A devotional I read this morning referred to, “Our Lord,” and oddly enough, that familiar turn of phrase seemed terribly impersonal. But when I substituted, “My Lord,” the whole statement seemed more intimate. That distinction may simply be due to the odd wiring inside my noggin, but it seemed significant enough to mention. I wonder if anyone else can see the difference.
Then there’s Isaiah 43:25, which follows a section where the eternal, self-existent One reminds his people about their lax devotion to him.
I, even I, am he that blotteth out thy transgressions for mine own sake, and will not remember thy sins. (Isaiah 43:25 KJV)
How can the I AM blot out his people’s sins for his own sake? Seems like he does that gracious work for our sake.

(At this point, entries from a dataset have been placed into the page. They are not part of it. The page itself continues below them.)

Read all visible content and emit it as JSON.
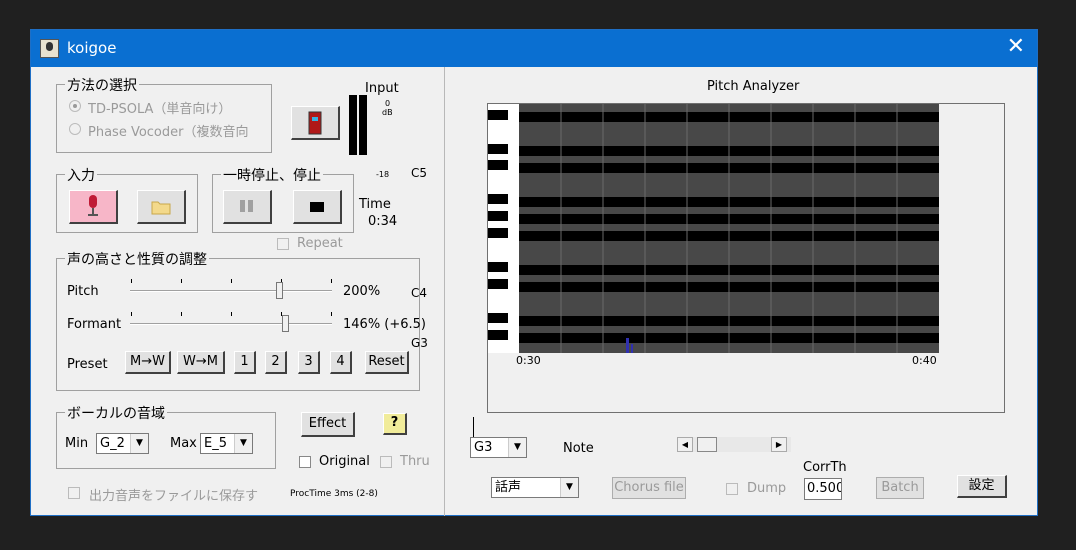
{
  "window": {
    "title": "koigoe"
  },
  "method": {
    "title": "方法の選択",
    "options": [
      "TD-PSOLA（単音向け）",
      "Phase Vocoder（複数音向"
    ],
    "selected": 0
  },
  "input": {
    "title": "入力"
  },
  "pause": {
    "title": "一時停止、停止"
  },
  "meter": {
    "label": "Input",
    "top": "0",
    "unit": "dB",
    "min": "-18"
  },
  "time": {
    "label": "Time",
    "value": "0:34"
  },
  "repeat_label": "Repeat",
  "adjust": {
    "title": "声の高さと性質の調整",
    "pitch_label": "Pitch",
    "pitch_value": "200%",
    "pitch_level": 0.75,
    "formant_label": "Formant",
    "formant_value": "146% (+6.5)",
    "formant_level": 0.78,
    "preset_label": "Preset",
    "presets": [
      "M→W",
      "W→M",
      "1",
      "2",
      "3",
      "4",
      "Reset"
    ]
  },
  "notes": {
    "c5": "C5",
    "c4": "C4",
    "g3": "G3"
  },
  "range": {
    "title": "ボーカルの音域",
    "min_label": "Min",
    "min_value": "G_2",
    "max_label": "Max",
    "max_value": "E_5"
  },
  "effect_label": "Effect",
  "help_label": "?",
  "original_label": "Original",
  "thru_label": "Thru",
  "save_label": "出力音声をファイルに保存す",
  "proctime": "ProcTime 3ms (2-8)",
  "analyzer": {
    "title": "Pitch Analyzer",
    "t_start": "0:30",
    "t_end": "0:40",
    "note_select": "G3",
    "note_label": "Note",
    "voice_select": "話声",
    "chorus_label": "Chorus file",
    "dump_label": "Dump",
    "corr_label": "CorrTh",
    "corr_value": "0.500",
    "batch_label": "Batch",
    "settings_label": "設定"
  },
  "colors": {
    "titlebar": "#0a6fd1",
    "record_active": "#f7b6c8"
  }
}
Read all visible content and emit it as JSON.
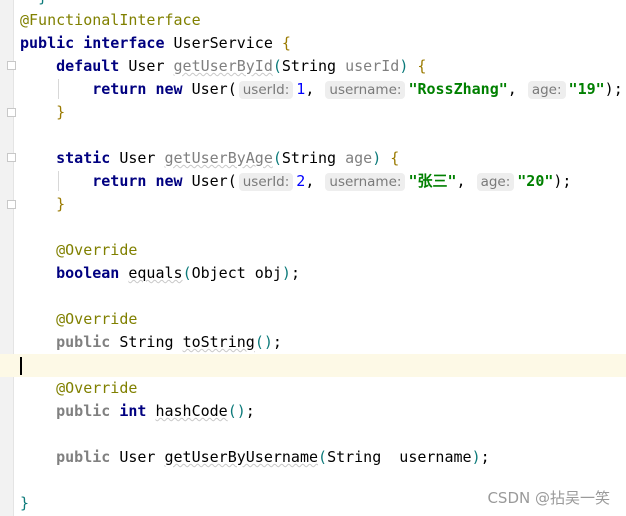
{
  "editor": {
    "lines": [
      {
        "tokens": [
          {
            "t": "  ",
            "c": ""
          },
          {
            "t": "}",
            "c": "brace"
          }
        ]
      },
      {
        "tokens": [
          {
            "t": "@FunctionalInterface",
            "c": "ann"
          }
        ]
      },
      {
        "tokens": [
          {
            "t": "public",
            "c": "kw"
          },
          {
            "t": " ",
            "c": ""
          },
          {
            "t": "interface",
            "c": "kw"
          },
          {
            "t": " UserService ",
            "c": ""
          },
          {
            "t": "{",
            "c": "brace2"
          }
        ]
      },
      {
        "tokens": [
          {
            "t": "    ",
            "c": ""
          },
          {
            "t": "default",
            "c": "kw"
          },
          {
            "t": " User ",
            "c": ""
          },
          {
            "t": "getUserById",
            "c": "unused"
          },
          {
            "t": "(",
            "c": "brace"
          },
          {
            "t": "String ",
            "c": ""
          },
          {
            "t": "userId",
            "c": "param"
          },
          {
            "t": ")",
            "c": "brace"
          },
          {
            "t": " ",
            "c": ""
          },
          {
            "t": "{",
            "c": "brace2"
          }
        ]
      },
      {
        "tokens": [
          {
            "t": "        ",
            "c": ""
          },
          {
            "t": "return",
            "c": "kw"
          },
          {
            "t": " ",
            "c": ""
          },
          {
            "t": "new",
            "c": "kw"
          },
          {
            "t": " User(",
            "c": ""
          },
          {
            "t": "userId:",
            "c": "hint"
          },
          {
            "t": "1",
            "c": "num"
          },
          {
            "t": ", ",
            "c": ""
          },
          {
            "t": "username:",
            "c": "hint"
          },
          {
            "t": "\"RossZhang\"",
            "c": "str"
          },
          {
            "t": ", ",
            "c": ""
          },
          {
            "t": "age:",
            "c": "hint"
          },
          {
            "t": "\"19\"",
            "c": "str"
          },
          {
            "t": ");",
            "c": ""
          }
        ]
      },
      {
        "tokens": [
          {
            "t": "    ",
            "c": ""
          },
          {
            "t": "}",
            "c": "brace2"
          }
        ]
      },
      {
        "tokens": []
      },
      {
        "tokens": [
          {
            "t": "    ",
            "c": ""
          },
          {
            "t": "static",
            "c": "kw"
          },
          {
            "t": " User ",
            "c": ""
          },
          {
            "t": "getUserByAge",
            "c": "unused"
          },
          {
            "t": "(",
            "c": "brace"
          },
          {
            "t": "String ",
            "c": ""
          },
          {
            "t": "age",
            "c": "param"
          },
          {
            "t": ")",
            "c": "brace"
          },
          {
            "t": " ",
            "c": ""
          },
          {
            "t": "{",
            "c": "brace2"
          }
        ]
      },
      {
        "tokens": [
          {
            "t": "        ",
            "c": ""
          },
          {
            "t": "return",
            "c": "kw"
          },
          {
            "t": " ",
            "c": ""
          },
          {
            "t": "new",
            "c": "kw"
          },
          {
            "t": " User(",
            "c": ""
          },
          {
            "t": "userId:",
            "c": "hint"
          },
          {
            "t": "2",
            "c": "num"
          },
          {
            "t": ", ",
            "c": ""
          },
          {
            "t": "username:",
            "c": "hint"
          },
          {
            "t": "\"张三\"",
            "c": "str"
          },
          {
            "t": ", ",
            "c": ""
          },
          {
            "t": "age:",
            "c": "hint"
          },
          {
            "t": "\"20\"",
            "c": "str"
          },
          {
            "t": ");",
            "c": ""
          }
        ]
      },
      {
        "tokens": [
          {
            "t": "    ",
            "c": ""
          },
          {
            "t": "}",
            "c": "brace2"
          }
        ]
      },
      {
        "tokens": []
      },
      {
        "tokens": [
          {
            "t": "    ",
            "c": ""
          },
          {
            "t": "@Override",
            "c": "ann"
          }
        ]
      },
      {
        "tokens": [
          {
            "t": "    ",
            "c": ""
          },
          {
            "t": "boolean",
            "c": "kw"
          },
          {
            "t": " ",
            "c": ""
          },
          {
            "t": "equals",
            "c": "meth"
          },
          {
            "t": "(",
            "c": "brace"
          },
          {
            "t": "Object obj",
            "c": ""
          },
          {
            "t": ")",
            "c": "brace"
          },
          {
            "t": ";",
            "c": ""
          }
        ]
      },
      {
        "tokens": []
      },
      {
        "tokens": [
          {
            "t": "    ",
            "c": ""
          },
          {
            "t": "@Override",
            "c": "ann"
          }
        ]
      },
      {
        "tokens": [
          {
            "t": "    ",
            "c": ""
          },
          {
            "t": "public",
            "c": "kwg"
          },
          {
            "t": " String ",
            "c": ""
          },
          {
            "t": "toString",
            "c": "meth"
          },
          {
            "t": "()",
            "c": "brace"
          },
          {
            "t": ";",
            "c": ""
          }
        ]
      },
      {
        "tokens": [],
        "current": true
      },
      {
        "tokens": [
          {
            "t": "    ",
            "c": ""
          },
          {
            "t": "@Override",
            "c": "ann"
          }
        ]
      },
      {
        "tokens": [
          {
            "t": "    ",
            "c": ""
          },
          {
            "t": "public",
            "c": "kwg"
          },
          {
            "t": " ",
            "c": ""
          },
          {
            "t": "int",
            "c": "kw"
          },
          {
            "t": " ",
            "c": ""
          },
          {
            "t": "hashCode",
            "c": "meth"
          },
          {
            "t": "()",
            "c": "brace"
          },
          {
            "t": ";",
            "c": ""
          }
        ]
      },
      {
        "tokens": []
      },
      {
        "tokens": [
          {
            "t": "    ",
            "c": ""
          },
          {
            "t": "public",
            "c": "kwg"
          },
          {
            "t": " User ",
            "c": ""
          },
          {
            "t": "getUserByUsername",
            "c": "meth"
          },
          {
            "t": "(",
            "c": "brace"
          },
          {
            "t": "String  username",
            "c": ""
          },
          {
            "t": ")",
            "c": "brace"
          },
          {
            "t": ";",
            "c": ""
          }
        ]
      },
      {
        "tokens": []
      },
      {
        "tokens": [
          {
            "t": "}",
            "c": "brace"
          }
        ]
      }
    ]
  },
  "watermark": "CSDN @拈吴一笑"
}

While that is true, I can see the benefit to him; because he is love (1 John 4:16), he doesn’t want any of his precious ones to perish, but for all of us to come to repentance (2 Peter 3:9). How does that benefit God? Think of how you feel when your children declare their love for you. Though you sacrifice your convenience for their sake, when they honor you, it feels like all you’ve done is completely worth the trouble. Simply put, you rejoice in their love. The same goes for your heavenly Father, who spells love, o-b-e-d-i-e-n-c-e. So we obey God for his sake.